» **Problem statement**
Output all of the entries beneath, exactly as written.

» **Exercise inputs**
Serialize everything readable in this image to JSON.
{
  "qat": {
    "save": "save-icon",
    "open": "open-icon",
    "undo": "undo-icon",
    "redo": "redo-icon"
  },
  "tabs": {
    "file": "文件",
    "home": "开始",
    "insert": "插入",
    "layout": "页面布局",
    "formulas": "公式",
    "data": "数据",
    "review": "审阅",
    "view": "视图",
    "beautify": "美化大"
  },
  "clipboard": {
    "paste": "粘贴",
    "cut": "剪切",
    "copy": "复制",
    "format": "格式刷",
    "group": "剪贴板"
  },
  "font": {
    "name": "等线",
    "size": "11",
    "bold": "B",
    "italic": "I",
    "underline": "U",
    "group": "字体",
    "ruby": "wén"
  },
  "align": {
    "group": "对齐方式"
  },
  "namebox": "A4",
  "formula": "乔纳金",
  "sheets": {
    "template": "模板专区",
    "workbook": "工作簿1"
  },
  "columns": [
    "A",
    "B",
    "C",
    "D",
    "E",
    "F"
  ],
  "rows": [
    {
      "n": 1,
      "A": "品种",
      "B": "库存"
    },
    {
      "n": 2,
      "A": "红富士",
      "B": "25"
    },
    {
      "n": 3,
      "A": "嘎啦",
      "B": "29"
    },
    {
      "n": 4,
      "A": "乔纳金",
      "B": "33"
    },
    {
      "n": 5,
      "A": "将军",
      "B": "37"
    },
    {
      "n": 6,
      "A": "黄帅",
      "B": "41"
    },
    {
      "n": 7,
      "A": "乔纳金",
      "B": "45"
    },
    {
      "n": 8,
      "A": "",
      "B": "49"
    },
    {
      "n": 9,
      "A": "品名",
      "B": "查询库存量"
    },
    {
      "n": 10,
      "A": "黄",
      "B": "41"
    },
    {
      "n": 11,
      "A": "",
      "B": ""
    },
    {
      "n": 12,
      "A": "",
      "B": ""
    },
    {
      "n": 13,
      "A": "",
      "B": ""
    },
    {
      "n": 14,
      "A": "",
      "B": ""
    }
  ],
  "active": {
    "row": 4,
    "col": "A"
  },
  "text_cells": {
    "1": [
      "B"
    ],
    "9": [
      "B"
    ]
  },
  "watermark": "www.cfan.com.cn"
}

» **Reply to the task**
Serialize everything readable in this image to JSON.
{
  "qat": {
    "save": "save-icon",
    "open": "open-icon",
    "undo": "undo-icon",
    "redo": "redo-icon"
  },
  "tabs": {
    "file": "文件",
    "home": "开始",
    "insert": "插入",
    "layout": "页面布局",
    "formulas": "公式",
    "data": "数据",
    "review": "审阅",
    "view": "视图",
    "beautify": "美化大"
  },
  "clipboard": {
    "paste": "粘贴",
    "cut": "剪切",
    "copy": "复制",
    "format": "格式刷",
    "group": "剪贴板"
  },
  "font": {
    "name": "等线",
    "size": "11",
    "bold": "B",
    "italic": "I",
    "underline": "U",
    "group": "字体",
    "ruby": "wén"
  },
  "align": {
    "group": "对齐方式"
  },
  "namebox": "A4",
  "formula": "乔纳金",
  "sheets": {
    "template": "模板专区",
    "workbook": "工作簿1"
  },
  "columns": [
    "A",
    "B",
    "C",
    "D",
    "E",
    "F"
  ],
  "rows": [
    {
      "n": 1,
      "A": "品种",
      "B": "库存"
    },
    {
      "n": 2,
      "A": "红富士",
      "B": "25"
    },
    {
      "n": 3,
      "A": "嘎啦",
      "B": "29"
    },
    {
      "n": 4,
      "A": "乔纳金",
      "B": "33"
    },
    {
      "n": 5,
      "A": "将军",
      "B": "37"
    },
    {
      "n": 6,
      "A": "黄帅",
      "B": "41"
    },
    {
      "n": 7,
      "A": "乔纳金",
      "B": "45"
    },
    {
      "n": 8,
      "A": "",
      "B": "49"
    },
    {
      "n": 9,
      "A": "品名",
      "B": "查询库存量"
    },
    {
      "n": 10,
      "A": "黄",
      "B": "41"
    },
    {
      "n": 11,
      "A": "",
      "B": ""
    },
    {
      "n": 12,
      "A": "",
      "B": ""
    },
    {
      "n": 13,
      "A": "",
      "B": ""
    },
    {
      "n": 14,
      "A": "",
      "B": ""
    }
  ],
  "active": {
    "row": 4,
    "col": "A"
  },
  "text_cells": {
    "1": [
      "B"
    ],
    "9": [
      "B"
    ]
  },
  "watermark": "www.cfan.com.cn"
}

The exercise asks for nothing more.